The government responded to the popular unrest by cutting off all mobile 3G data to try and prevent people from using social media to mobilise. It also called for its own supporters to demonstrate. In addition, it accused Atchadam of links to Islamist radicals, but has not produced any evidence to support its allegations. This seems not to have been effective.
On 7 September, Al Jazeera reported that ‘hundreds of thousands of opposition supporters have reportedly taken to the streets in several cities across Togo to call for constitutional reform, despite an apparent government concession to their demands. Aime Adi, head of Amnesty International in the West African country, told AFP news agency ‘at least 100,000’ were demonstrating in the capital, Lomé, with similar demonstrations taking place in some 10 other cities. For his part, opposition party leader Jean-Pierre Fabre had called the demonstrations ‘unprecedented’ and estimated (perhaps somewhat overenthusiastically) that ‘more than one million people’ were on the streets of Lomé. Al Jazeera noted that ‘the figures could not be independently verified by Al Jazeera’.

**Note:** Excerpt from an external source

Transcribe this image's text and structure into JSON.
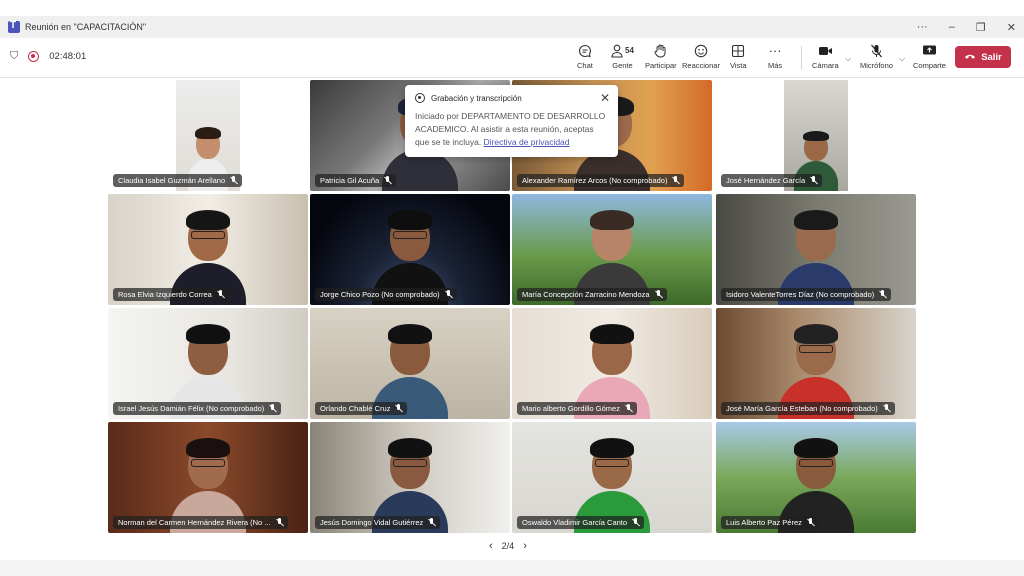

On 12 September 2017, it was reported that the National Assembly had suspended its session for the summer break with opposition members objecting to the lack of any discussion on constitutional reforms, despite promises that this would be addressed. Opposition MPs want a discussion on re-instating the country’s 1992 Constitution – as has been demanded on several previous occasions, to no good effect. This would mean presidential terms limited to two, and two rounds of voting to enable the opposition to re-unite in the second round behind one candidate. Meanwhile, the popular protests continued, with reports of a number of people killed and more injured.
On 20 September, Africa News reported that internet connection had been intermittent in Togo hours ahead of another planned demonstration over the following days for the reinstatement of the 1992 constitution. Bandwidth was reduced and WhatsApp was totally blocked across the country, creating difficulties in accessing the internet, according to Togolese journalist Emmanuel Agbenonwossi. In the meanwhile, protestors clashed with security forces in several towns, including the north. Reuters reported that a 9-year-old boy was shot in the head and killed in Mango, according to Francois Patuel, of Amnesty International, citing local sources including family members. This was confirmed by Security Minister, Damehame Yark, but he blamed the opposition and the protestors. There were also demonstrations in the northern city of Bafilo between protesters and Gnassingbé loyalists, injuring several, according to opposition leader Jean-Pierre Fabre at the end of a peaceful march in Lomé.
The news, as of late September, was that President Gnassingbé had chaired a cabinet meeting which saw ministers approve plans for a bill about restrictions on terms in office and changes to the voting system. ‘This bill to modify the Constitution concerns specifically the limitations of mandates and voting procedures’, said the government statement, referring to article 59 of the Constitution. What is not clear, in particular, is whether the bill would be retrospective in effect, which would mean Gnassingbé could not stand in 2020, or would apply for the future, giving him the possibility of at least one more and possibly even two further terms of office.
David Seddon (firstname.lastname@example.org) is a researcher and political activist who has written extensively on social movements, class struggles and political transitions across the developing world.
Featured Photograph: Demonstration in Lomé on 29 November, 2013.